In Danube Park, Novi Sad
Our guide Milena directed us through Danube Park as she explained the history of Novi Sad. We passed smiling, tall Serbian preschoolers trailing after their tall teachers. A Habsburg fortress had been erected on the ruins of earlier fortifications, on a hill above a narrow bend in the river. The formidable Austrian Empress Maria Theresa had decreed that a city should be developed on the bank opposite the fortress. It was supposed to be a garden spot, a civilized complement to the bastion. Novi Sad means New Garden, or Park. It became the intellectual and artistic center of the region. Members of so many ethnic groups within the Austro-Hungarian Empire settled there that it earned the sobriquet of Europe in Miniature.

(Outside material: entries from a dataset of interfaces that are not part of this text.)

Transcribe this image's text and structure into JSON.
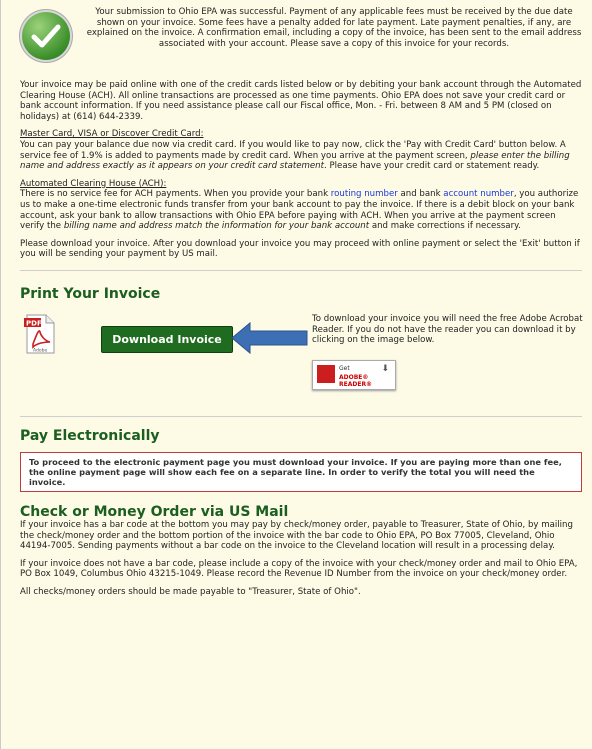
{
  "success_message": "Your submission to Ohio EPA was successful. Payment of any applicable fees must be received by the due date shown on your invoice. Some fees have a penalty added for late payment. Late payment penalties, if any, are explained on the invoice. A confirmation email, including a copy of the invoice, has been sent to the email address associated with your account. Please save a copy of this invoice for your records.",
  "intro": "Your invoice may be paid online with one of the credit cards listed below or by debiting your bank account through the Automated Clearing House (ACH). All online transactions are processed as one time payments. Ohio EPA does not save your credit card or bank account information. If you need assistance please call our Fiscal office, Mon. - Fri. between 8 AM and 5 PM (closed on holidays) at (614) 644-2339.",
  "credit_card": {
    "heading": "Master Card, VISA or Discover Credit Card:",
    "text_1": "You can pay your balance due now via credit card. If you would like to pay now, click the 'Pay with Credit Card' button below. A service fee of 1.9% is added to payments made by credit card. When you arrive at the payment screen, ",
    "text_em": "please enter the billing name and address exactly as it appears on your credit card statement",
    "text_2": ". Please have your credit card or statement ready."
  },
  "ach": {
    "heading": "Automated Clearing House (ACH):",
    "text_1": "There is no service fee for ACH payments. When you provide your bank ",
    "routing_link": "routing number",
    "text_2": " and bank ",
    "account_link": "account number",
    "text_3": ", you authorize us to make a one-time electronic funds transfer from your bank account to pay the invoice. If there is a debit block on your bank account, ask your bank to allow transactions with Ohio EPA before paying with ACH. When you arrive at the payment screen verify the ",
    "text_em": "billing name and address match the information for your bank account",
    "text_4": " and make corrections if necessary."
  },
  "download_note": "Please download your invoice. After you download your invoice you may proceed with online payment or select the 'Exit' button if you will be sending your payment by US mail.",
  "print_section": {
    "title": "Print Your Invoice",
    "pdf_label": "PDF",
    "adobe_label": "Adobe",
    "download_button": "Download Invoice",
    "reader_text": "To download your invoice you will need the free Adobe Acrobat Reader. If you do not have the reader you can download it by clicking on the image below.",
    "badge_get": "Get",
    "badge_reader": "ADOBE® READER®"
  },
  "pay_section": {
    "title": "Pay Electronically",
    "notice": "To proceed to the electronic payment page you must download your invoice. If you are paying more than one fee, the online payment page will show each fee on a separate line. In order to verify the total you will need the invoice."
  },
  "mail_section": {
    "title": "Check or Money Order via US Mail",
    "para_1": "If your invoice has a bar code at the bottom you may pay by check/money order, payable to Treasurer, State of Ohio, by mailing the check/money order and the bottom portion of the invoice with the bar code to Ohio EPA, PO Box 77005, Cleveland, Ohio  44194-7005.  Sending payments without a bar code on the invoice to the Cleveland location will result in a processing delay.",
    "para_2": "If your invoice does not have a bar code, please include a copy of the invoice with your check/money order and mail to Ohio EPA, PO Box 1049, Columbus Ohio 43215-1049.  Please record the Revenue ID Number from the invoice on your check/money order.",
    "para_3": "All checks/money orders should be made payable to \"Treasurer, State of Ohio\"."
  },
  "colors": {
    "background": "#fdfbe6",
    "heading_green": "#1a5e20",
    "button_green": "#1f6b1f",
    "link_blue": "#1a38d6",
    "notice_border": "#c23a3a",
    "arrow_blue": "#3d6fb5"
  }
}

In 1999, NATO bombers attacked Novi Sad, ostensible to force the Serbian militias out of Kosovo. And thereby hangs another sad and sanguinary tale, one outside the scope of this narrative. Novi Sad was bombarded for three months. Whole neighborhoods were destroyed, as well as oil refineries and all of the bridges across The Danube. Families were separated. There was no electrical power. Water and food supplies dwindled. The suffering was such that the cool, slightly pedantic Milena's voice trembled as she described that period.
To date, not all of Novi Sad's bridges have been replaced. Close to the dock, metal stanchions twisted above the water's surface, as stark as any memorial sculpture. There was, incidentally, at least one monument to the Jewish and Serbian victims of the Hungarians Fascists who raided Novi Sad in 1942. We passed it on our way to the Danube Park. Even from a distance, its import was unmistakable. The thin, dark grey metal figures of a man, a woman and a child stood on a pedestal with Hebrew as well as Serbian writing identifying the subject.